We’re going to pause our game to review two relevant topics, starting with the purpose of the assessment section of the note. As we’ve explained in the past, the SOAP note has a specific format and the information in early progress note sections – such as the chief complaint; history of present illness; past medical, family, social history; review of systems; and examination – culminates in the medical conditions that are listed as being assessed during the visit. To quote a former client….

She, incredulously: “You mean I have to assess the conditions I list in the assessment?”

Me: “Yes, ma’am. That’s why they call it an assessment.”

Now, let’s recall the documentation and coding rule of the primary, or first-listed, diagnosis. This is the condition that dominates the provider encounter, is the main reason for the visit, and the issue that occupied the majority of resources at the visit.

So, by looking at the list above, you could assume this note was documented by a primary care provider, who is responsible for the first-line management of a variety of medical conditions. But remember, I said it was a specialist’s note. What we see above – loosely speaking – are cardiac conditions (#1, 2, 3, 8?), GI conditions (#4, 5), endocrine (#9, 10, maybe 8), nephrology (#7) and hematology (#11, which could also be under investigation by GI). If we consider the first listed condition, you’d think – hands down – this is a cardiac or electrophysiologist note. Would it surprise you to know this provider is a nephrologist? My mind was certainly blown!

If the provider must make an assessment of the conditions listed in the assessment, how then is the kidney doctor assessing the status, disease progression/regression, treatment efficacy, etc of the first six conditions? He’s not. And we see this scenario all the time.

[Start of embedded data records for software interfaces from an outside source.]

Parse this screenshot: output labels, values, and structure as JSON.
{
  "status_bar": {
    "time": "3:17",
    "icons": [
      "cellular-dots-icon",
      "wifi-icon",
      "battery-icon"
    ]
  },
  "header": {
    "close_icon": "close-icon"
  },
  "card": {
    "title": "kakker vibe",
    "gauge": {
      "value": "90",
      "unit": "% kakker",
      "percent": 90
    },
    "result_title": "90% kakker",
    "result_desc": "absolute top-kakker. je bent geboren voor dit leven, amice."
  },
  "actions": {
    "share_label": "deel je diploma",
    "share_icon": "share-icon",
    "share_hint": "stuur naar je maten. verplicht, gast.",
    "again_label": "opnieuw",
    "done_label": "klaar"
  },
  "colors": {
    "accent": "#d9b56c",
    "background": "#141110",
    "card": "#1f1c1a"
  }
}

While the nephrologist may need to consider the patient’s coexisting conditions for his management and treatment of the kidney disease, he is not assessing or treating those other diagnoses. For that reason, he should use the HPI section of the note for a discussion of the impact, say, hypertension or diabetes have had on the patient’s kidneys. Those conditions, then, would not be coded as part of the visit because they’re not being assessed or managed. Additionally, when determining the E/M level of the visit, those non-nephro diagnoses would not factor into the AMA’s requirement for the visit code selection.